   Alethea’s former husband is also visiting upon the fatal weekend, along with his new wife, a former actress more than 30 years older than he. (The victim had much to do with the breakup of his daughter’s marriage.) Two others are possible suspects: a 6 foot 8 giant with pituitary problems, in love with Althea but Angela in love with him, plus his mother.

   More than you wanted to know, I suppose. Solving the case are Superintendent Mallet and his close friend, Dr. Fitzbrown, but truth be told, it is the latter who does the bulk of the questioning of the suspects.

   From the summary so far, I imagine that you already have a good grasp of the story line (and more importantly, whether or not this is a book for you.) And by the way, that the deadly blunt instrument was a mallet did not escape Fitzbrown’s attention, either. He comments on it immediately.


   Problems, as previously alluded to: lapses in continuity in the telling. On page 23, Fitzbrown says that Hatley was followed by the killer into the maze. On page 24, he clearly states that someone with deadly intent was waiting for Hartley at or near the center of the maze.
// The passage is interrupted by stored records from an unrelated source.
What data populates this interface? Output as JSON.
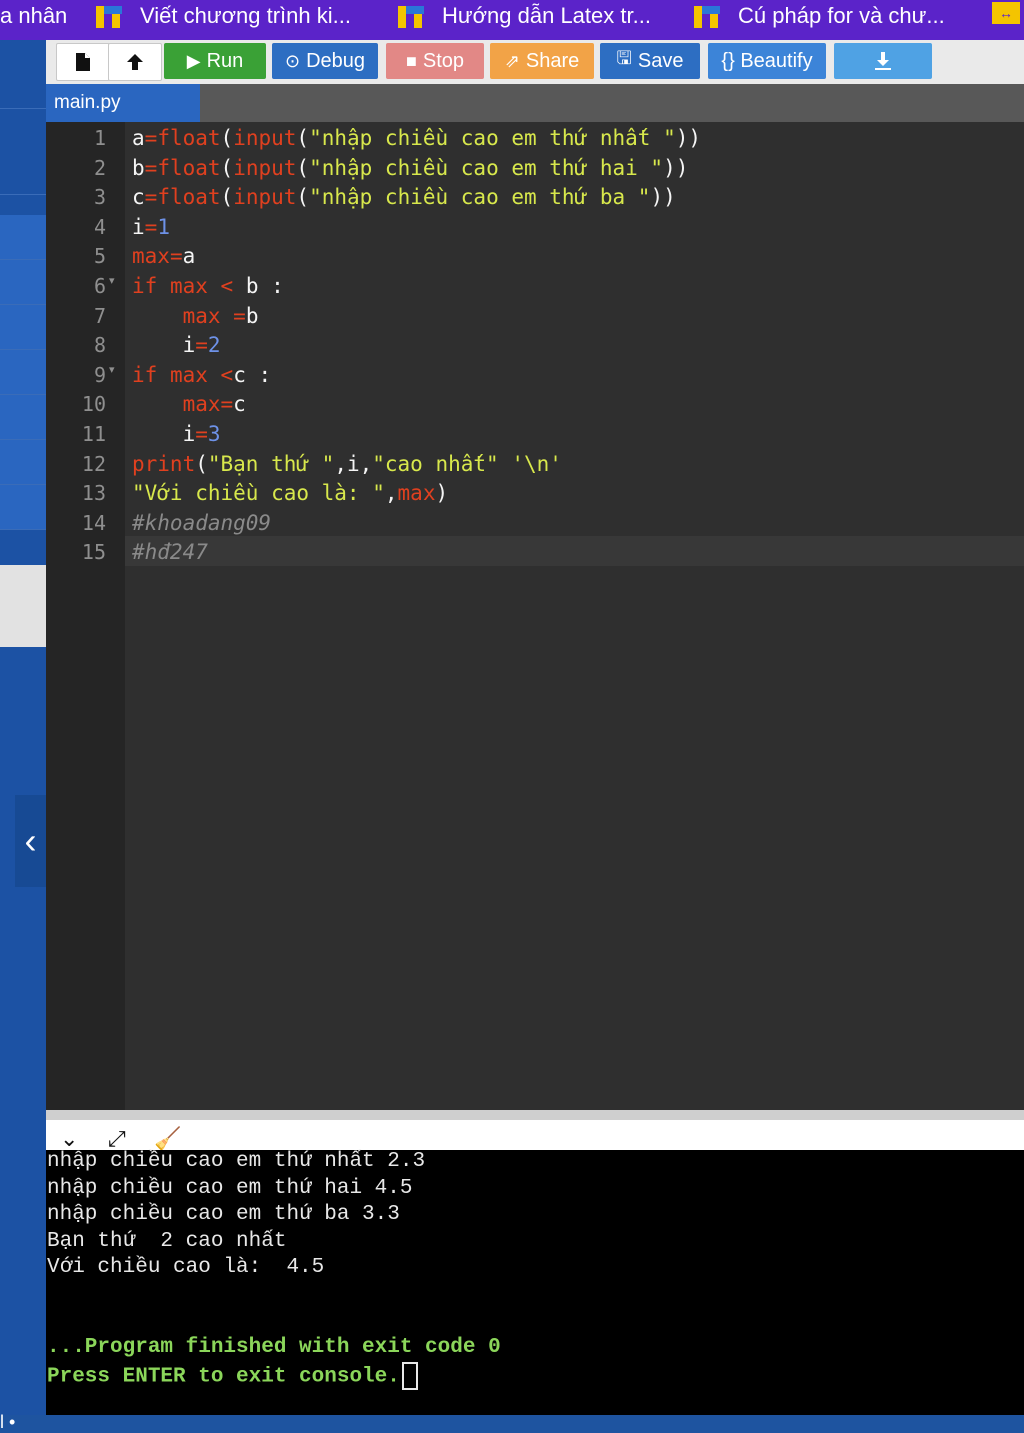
{
  "bookmarks": [
    {
      "label": "a nhân"
    },
    {
      "label": "Viết chương trình ki..."
    },
    {
      "label": "Hướng dẫn Latex tr..."
    },
    {
      "label": "Cú pháp for và chư..."
    }
  ],
  "toolbar": {
    "run": "Run",
    "debug": "Debug",
    "stop": "Stop",
    "share": "Share",
    "save": "Save",
    "beautify": "{} Beautify",
    "colors": {
      "run": "#3aa136",
      "debug": "#2d6ec2",
      "stop": "#e28886",
      "share": "#f2a347",
      "save": "#2d6ec2",
      "beautify": "#3c84d8",
      "download": "#4fa2e4"
    }
  },
  "file_tab": {
    "name": "main.py"
  },
  "editor": {
    "line_numbers": [
      "1",
      "2",
      "3",
      "4",
      "5",
      "6",
      "7",
      "8",
      "9",
      "10",
      "11",
      "12",
      "13",
      "14",
      "15"
    ],
    "lines": [
      [
        [
          "plain",
          "a"
        ],
        [
          "kw",
          "="
        ],
        [
          "kw",
          "float"
        ],
        [
          "plain",
          "("
        ],
        [
          "kw",
          "input"
        ],
        [
          "plain",
          "("
        ],
        [
          "str",
          "\"nhập chiều cao em thứ nhất \""
        ],
        [
          "plain",
          "))"
        ]
      ],
      [
        [
          "plain",
          "b"
        ],
        [
          "kw",
          "="
        ],
        [
          "kw",
          "float"
        ],
        [
          "plain",
          "("
        ],
        [
          "kw",
          "input"
        ],
        [
          "plain",
          "("
        ],
        [
          "str",
          "\"nhập chiều cao em thứ hai \""
        ],
        [
          "plain",
          "))"
        ]
      ],
      [
        [
          "plain",
          "c"
        ],
        [
          "kw",
          "="
        ],
        [
          "kw",
          "float"
        ],
        [
          "plain",
          "("
        ],
        [
          "kw",
          "input"
        ],
        [
          "plain",
          "("
        ],
        [
          "str",
          "\"nhập chiều cao em thứ ba \""
        ],
        [
          "plain",
          "))"
        ]
      ],
      [
        [
          "plain",
          "i"
        ],
        [
          "kw",
          "="
        ],
        [
          "num",
          "1"
        ]
      ],
      [
        [
          "kw",
          "max"
        ],
        [
          "kw",
          "="
        ],
        [
          "plain",
          "a"
        ]
      ],
      [
        [
          "kw",
          "if "
        ],
        [
          "kw",
          "max"
        ],
        [
          "plain",
          " "
        ],
        [
          "kw",
          "<"
        ],
        [
          "plain",
          " b :"
        ]
      ],
      [
        [
          "plain",
          "    "
        ],
        [
          "kw",
          "max"
        ],
        [
          "plain",
          " "
        ],
        [
          "kw",
          "="
        ],
        [
          "plain",
          "b"
        ]
      ],
      [
        [
          "plain",
          "    i"
        ],
        [
          "kw",
          "="
        ],
        [
          "num",
          "2"
        ]
      ],
      [
        [
          "kw",
          "if "
        ],
        [
          "kw",
          "max"
        ],
        [
          "plain",
          " "
        ],
        [
          "kw",
          "<"
        ],
        [
          "plain",
          "c :"
        ]
      ],
      [
        [
          "plain",
          "    "
        ],
        [
          "kw",
          "max"
        ],
        [
          "kw",
          "="
        ],
        [
          "plain",
          "c"
        ]
      ],
      [
        [
          "plain",
          "    i"
        ],
        [
          "kw",
          "="
        ],
        [
          "num",
          "3"
        ]
      ],
      [
        [
          "kw",
          "print"
        ],
        [
          "plain",
          "("
        ],
        [
          "str",
          "\"Bạn thứ \""
        ],
        [
          "plain",
          ",i,"
        ],
        [
          "str",
          "\"cao nhất\""
        ],
        [
          "plain",
          " "
        ],
        [
          "str",
          "'\\n'"
        ]
      ],
      [
        [
          "str",
          "\"Với chiều cao là: \""
        ],
        [
          "plain",
          ","
        ],
        [
          "kw",
          "max"
        ],
        [
          "plain",
          ")"
        ]
      ],
      [
        [
          "cm",
          "#khoadang09"
        ]
      ],
      [
        [
          "cm",
          "#hđ247"
        ]
      ]
    ]
  },
  "console": {
    "lines": [
      "nhập chiều cao em thứ nhất 2.3",
      "nhập chiều cao em thứ hai 4.5",
      "nhập chiều cao em thứ ba 3.3",
      "Bạn thứ  2 cao nhất",
      "Với chiều cao là:  4.5"
    ],
    "finished": "...Program finished with exit code 0",
    "press_enter": "Press ENTER to exit console."
  },
  "sidebar": {
    "footer": "l •"
  }
}
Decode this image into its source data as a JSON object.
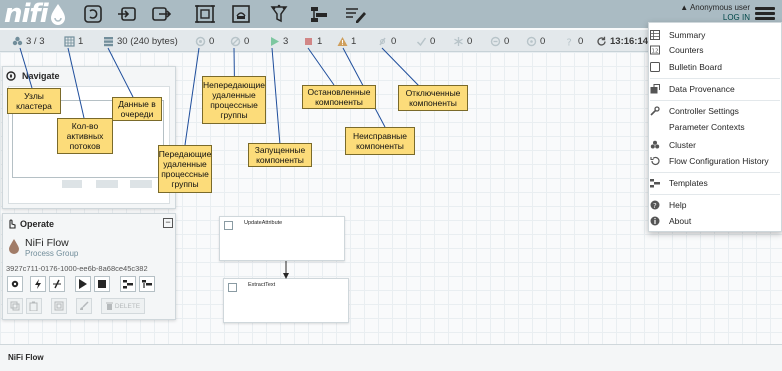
{
  "app": {
    "logo": "nifi"
  },
  "user": {
    "name": "Anonymous user",
    "login": "LOG IN"
  },
  "status": [
    {
      "name": "cluster-nodes",
      "value": "3 / 3"
    },
    {
      "name": "active-threads",
      "value": "1"
    },
    {
      "name": "queued-data",
      "value": "30 (240 bytes)"
    },
    {
      "name": "transmitting",
      "value": "0"
    },
    {
      "name": "not-transmitting",
      "value": "0"
    },
    {
      "name": "running",
      "value": "3"
    },
    {
      "name": "stopped",
      "value": "1"
    },
    {
      "name": "invalid",
      "value": "1"
    },
    {
      "name": "disabled",
      "value": "0"
    },
    {
      "name": "up-to-date",
      "value": "0"
    },
    {
      "name": "locally-modified",
      "value": "0"
    },
    {
      "name": "stale",
      "value": "0"
    },
    {
      "name": "locally-modified-stale",
      "value": "0"
    },
    {
      "name": "sync-failure",
      "value": "0"
    },
    {
      "name": "refresh-time",
      "value": "13:16:14"
    }
  ],
  "navigate": {
    "title": "Navigate"
  },
  "operate": {
    "title": "Operate",
    "flow_name": "NiFi Flow",
    "flow_type": "Process Group",
    "flow_id": "3927c711-0176-1000-ee6b-8a68ce45c382",
    "delete_label": "DELETE"
  },
  "processors": [
    {
      "name": "UpdateAttribute"
    },
    {
      "name": "ExtractText"
    }
  ],
  "breadcrumb": "NiFi Flow",
  "menu": {
    "items": [
      {
        "label": "Summary",
        "icon": "summary-icon"
      },
      {
        "label": "Counters",
        "icon": "counters-icon"
      },
      {
        "label": "Bulletin Board",
        "icon": "bulletin-board-icon"
      },
      {
        "label": "Data Provenance",
        "icon": "provenance-icon"
      },
      {
        "label": "Controller Settings",
        "icon": "wrench-icon"
      },
      {
        "label": "Parameter Contexts",
        "icon": ""
      },
      {
        "label": "Cluster",
        "icon": "cluster-icon"
      },
      {
        "label": "Flow Configuration History",
        "icon": "history-icon"
      },
      {
        "label": "Templates",
        "icon": "templates-icon"
      },
      {
        "label": "Help",
        "icon": "help-icon"
      },
      {
        "label": "About",
        "icon": "info-icon"
      }
    ]
  },
  "callouts": {
    "cluster_nodes": "Узлы\nкластера",
    "active_threads": "Кол-во\nактивных\nпотоков",
    "queued_data": "Данные в\nочереди",
    "transmitting_rpg": "Передающие\nудаленные\nпроцессные\nгруппы",
    "not_transmitting_rpg": "Непередающие\nудаленные\nпроцессные\nгруппы",
    "running": "Запущенные\nкомпоненты",
    "stopped": "Остановленные\nкомпоненты",
    "invalid": "Неисправные\nкомпоненты",
    "disabled": "Отключенные\nкомпоненты"
  },
  "colors": {
    "header": "#aabbc3",
    "callout": "#fcdc7a",
    "running": "#7dc7a0",
    "stopped": "#d18686",
    "invalid": "#cf9f5d",
    "text": "#262626"
  }
}
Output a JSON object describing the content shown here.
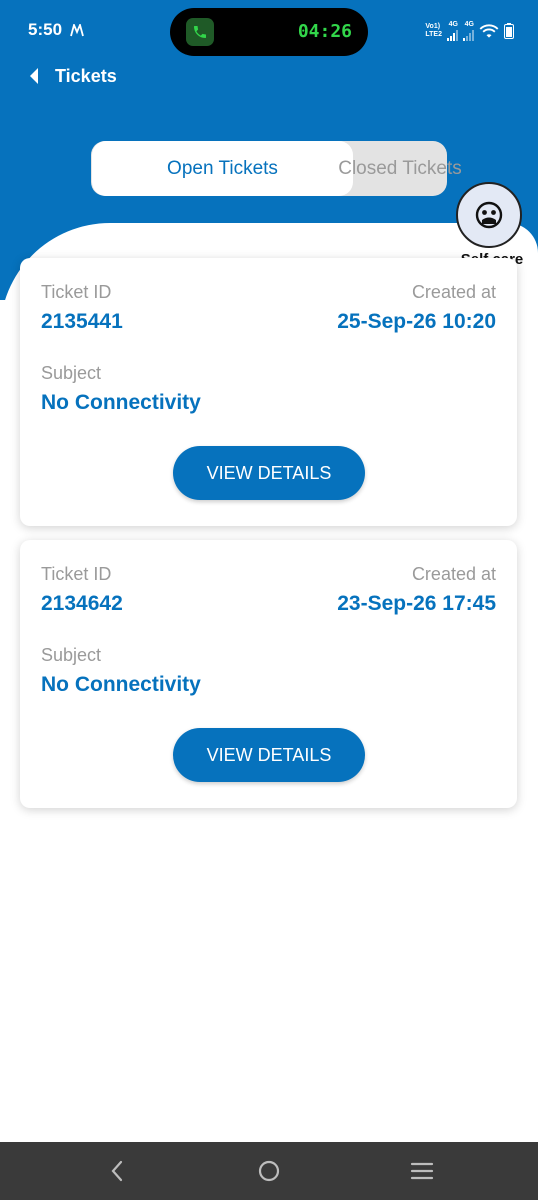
{
  "status_bar": {
    "time": "5:50",
    "call_timer": "04:26",
    "sim1_label_top": "Vo1)",
    "sim1_label_bottom": "LTE2",
    "sim1_net": "4G",
    "sim2_net": "4G",
    "icons": [
      "phone-icon",
      "wifi-icon",
      "battery-icon"
    ]
  },
  "header": {
    "title": "Tickets"
  },
  "tabs": [
    {
      "label": "Open Tickets",
      "active": true
    },
    {
      "label": "Closed Tickets",
      "active": false
    }
  ],
  "self_care": {
    "label": "Self care"
  },
  "tickets": [
    {
      "id_label": "Ticket ID",
      "id": "2135441",
      "created_label": "Created at",
      "created": "25-Sep-26 10:20",
      "subject_label": "Subject",
      "subject": "No Connectivity",
      "button": "VIEW DETAILS"
    },
    {
      "id_label": "Ticket ID",
      "id": "2134642",
      "created_label": "Created at",
      "created": "23-Sep-26 17:45",
      "subject_label": "Subject",
      "subject": "No Connectivity",
      "button": "VIEW DETAILS"
    }
  ],
  "colors": {
    "brand_blue": "#0672bd",
    "inactive_tab_text": "#9a9a9a",
    "nav_bar": "#3a3a3a"
  }
}
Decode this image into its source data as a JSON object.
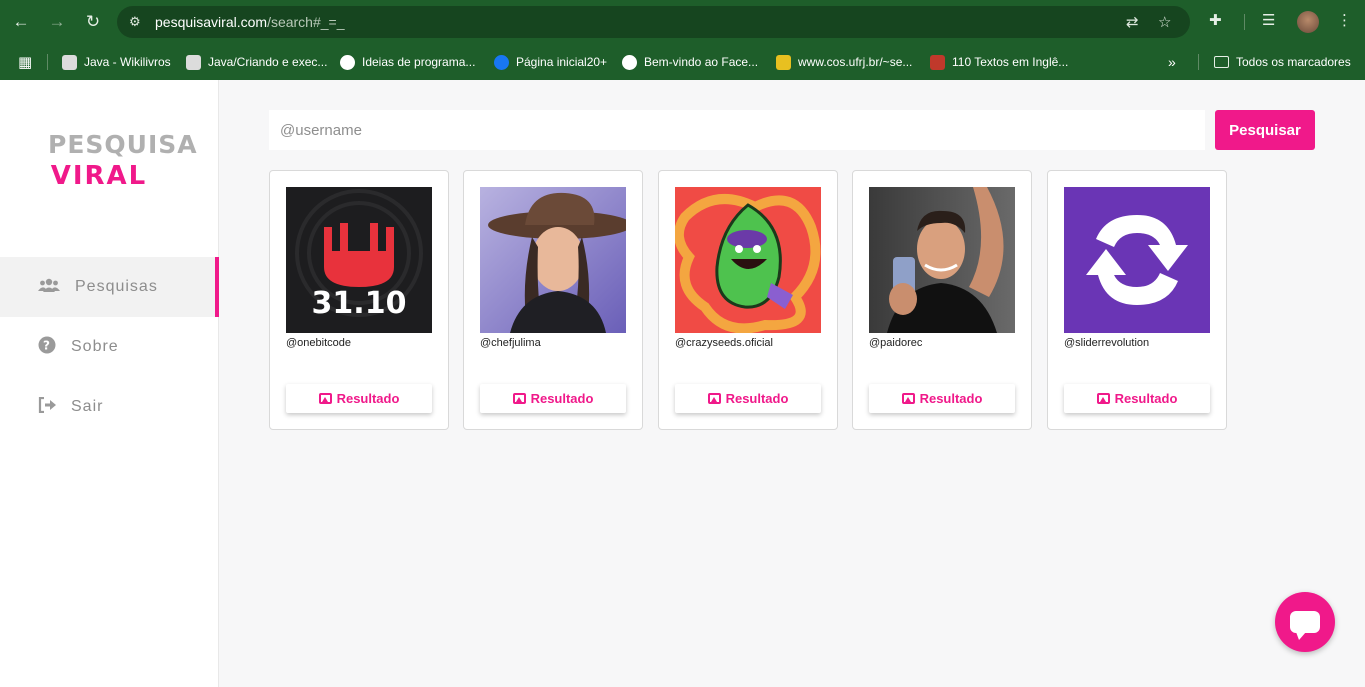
{
  "browser": {
    "url_host": "pesquisaviral.com",
    "url_path": "/search#_=_",
    "bookmarks": [
      {
        "label": "Java - Wikilivros",
        "icon": "wikibooks-icon"
      },
      {
        "label": "Java/Criando e exec...",
        "icon": "wikibooks-icon"
      },
      {
        "label": "Ideias de programa...",
        "icon": "site-icon"
      },
      {
        "label": "Página inicial20+",
        "icon": "facebook-icon"
      },
      {
        "label": "Bem-vindo ao Face...",
        "icon": "globe-icon"
      },
      {
        "label": "www.cos.ufrj.br/~se...",
        "icon": "site-icon"
      },
      {
        "label": "110 Textos em Inglê...",
        "icon": "site-icon"
      }
    ],
    "all_bookmarks_label": "Todos os marcadores"
  },
  "sidebar": {
    "logo_line1": "PESQUISA",
    "logo_line2": "VIRAL",
    "items": [
      {
        "label": "Pesquisas",
        "icon": "users-icon",
        "active": true
      },
      {
        "label": "Sobre",
        "icon": "question-circle-icon",
        "active": false
      },
      {
        "label": "Sair",
        "icon": "sign-out-icon",
        "active": false
      }
    ]
  },
  "search": {
    "placeholder": "@username",
    "button_label": "Pesquisar"
  },
  "cards": [
    {
      "username": "@onebitcode",
      "button_label": "Resultado",
      "image_label": "31.10"
    },
    {
      "username": "@chefjulima",
      "button_label": "Resultado"
    },
    {
      "username": "@crazyseeds.oficial",
      "button_label": "Resultado"
    },
    {
      "username": "@paidorec",
      "button_label": "Resultado"
    },
    {
      "username": "@sliderrevolution",
      "button_label": "Resultado"
    }
  ],
  "colors": {
    "accent": "#f0198a",
    "browser_green": "#1e5e2a",
    "slider_purple": "#6a35b5"
  }
}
   More. On page 132 Horick (the giant) comes downstairs from his sickbed to confront the rest of the entourage. On page 143 he comes down again as if for the first time, surprised to see them all there.

   There is also a previously never-mentioned spouse of one of the participants who shows up without notice at nearly the last moment, and a killer who suddenly turns into a madman (or woman) at the end, claiming responsibility and threatening to kill all of the others, the pair of sleuths included, only to fall victim himself (or herself) to a deus ex machina which is as amusing as it is fortuitous.

   And there’s the key right there, only I didn’t realize it until I was done, and indeed I did finish it, flaws and all, staying up 30 minutes past my planned bedtime to do so. I’m sure it wasn’t meant to be so, but if I were to be asked about an unintentional spoof of Golden Age detective stories, right now Mizmaze would be an example that I’d point to first.

   I suppose that may sound unkind. I don’t mean it to be, and so far I can’t explain my attraction to this book any better than I am. The characters are more than eccentric — you might even call them just plain looney — but they’re nonetheless real enough: devious, worried, clever, burdened down by life and love — or entirely human, in other words.

   Even Dr. Fitzbrown finds one of the women attractive enough to spend a short minute with her in a kiss, even though she’s still very much a suspect — and I wonder how that turns out. The book ends abruptly with the killer’s downfall, and this is the last appearance in print of either sleuth.

[COMMENT] 08-21-08. I have discovered that I am not the only mystery fan who has struggled with Mary Fitt and her detective fiction. On the John Dickson Carr forum, I have found a long post by Xavier Lechard in which he tries to come to grips with her books. The following except should demonstrate, and still be within the bounds of fair usage:

    “But did Fitt write Golden Age mysteries? As far as chronology is concerned, there isn’t a doubt about it. Stylistically, however, the matter is much more debatable. If we admit that Golden Age mysteries are about a crime and its resolution through logical reasoning by an amateur or professional detective, then we have a problem with Death and Mary Dazill which is almost devoid of any detection, as well as with Clues to Christabel which has no detective in the proper sense….”

   And may I recommend Xavier’s own blog to you? Entitled At the Villa Rose, it’s jam-packed full of serious commentary and replies on the state, status and structure of the Golden Age detective story.